Could you copy every entry exactly, dropping the pictures?
*** INFORMATION SUPPLIED Section Begins ***
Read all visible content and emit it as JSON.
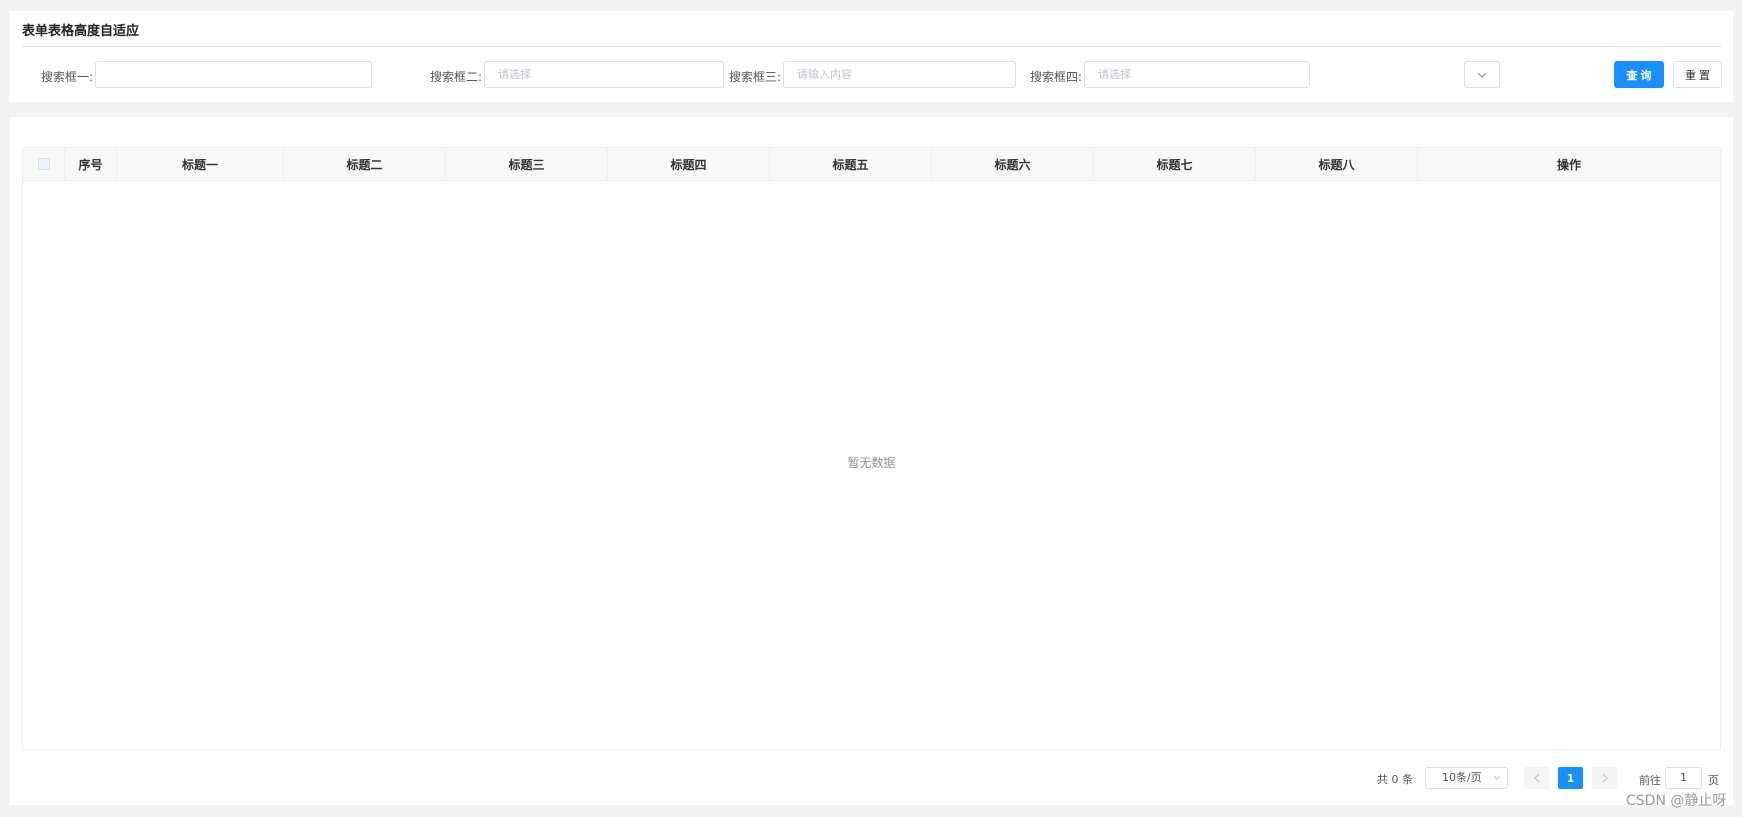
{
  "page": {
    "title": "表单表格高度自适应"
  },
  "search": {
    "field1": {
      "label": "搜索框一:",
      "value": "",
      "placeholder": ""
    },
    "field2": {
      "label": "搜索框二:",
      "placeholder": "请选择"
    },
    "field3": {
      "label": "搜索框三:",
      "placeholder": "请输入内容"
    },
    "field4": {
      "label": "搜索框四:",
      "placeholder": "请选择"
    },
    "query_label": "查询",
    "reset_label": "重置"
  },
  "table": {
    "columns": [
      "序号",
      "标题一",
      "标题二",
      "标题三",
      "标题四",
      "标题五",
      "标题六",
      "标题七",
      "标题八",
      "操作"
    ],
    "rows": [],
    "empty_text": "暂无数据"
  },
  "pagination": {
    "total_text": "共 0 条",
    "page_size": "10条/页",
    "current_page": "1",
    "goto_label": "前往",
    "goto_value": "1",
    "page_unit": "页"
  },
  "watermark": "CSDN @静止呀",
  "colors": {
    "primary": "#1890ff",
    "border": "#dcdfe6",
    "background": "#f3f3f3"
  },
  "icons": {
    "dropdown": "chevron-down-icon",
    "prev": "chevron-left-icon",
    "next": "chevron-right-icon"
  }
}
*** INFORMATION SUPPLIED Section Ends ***
- _RESPONSE_:
Read all visible content and emit it as JSON.
{
  "page": {
    "title": "表单表格高度自适应"
  },
  "search": {
    "field1": {
      "label": "搜索框一:",
      "value": "",
      "placeholder": ""
    },
    "field2": {
      "label": "搜索框二:",
      "placeholder": "请选择"
    },
    "field3": {
      "label": "搜索框三:",
      "placeholder": "请输入内容"
    },
    "field4": {
      "label": "搜索框四:",
      "placeholder": "请选择"
    },
    "query_label": "查询",
    "reset_label": "重置"
  },
  "table": {
    "columns": [
      "序号",
      "标题一",
      "标题二",
      "标题三",
      "标题四",
      "标题五",
      "标题六",
      "标题七",
      "标题八",
      "操作"
    ],
    "rows": [],
    "empty_text": "暂无数据"
  },
  "pagination": {
    "total_text": "共 0 条",
    "page_size": "10条/页",
    "current_page": "1",
    "goto_label": "前往",
    "goto_value": "1",
    "page_unit": "页"
  },
  "watermark": "CSDN @静止呀",
  "colors": {
    "primary": "#1890ff",
    "border": "#dcdfe6",
    "background": "#f3f3f3"
  },
  "icons": {
    "dropdown": "chevron-down-icon",
    "prev": "chevron-left-icon",
    "next": "chevron-right-icon"
  }
}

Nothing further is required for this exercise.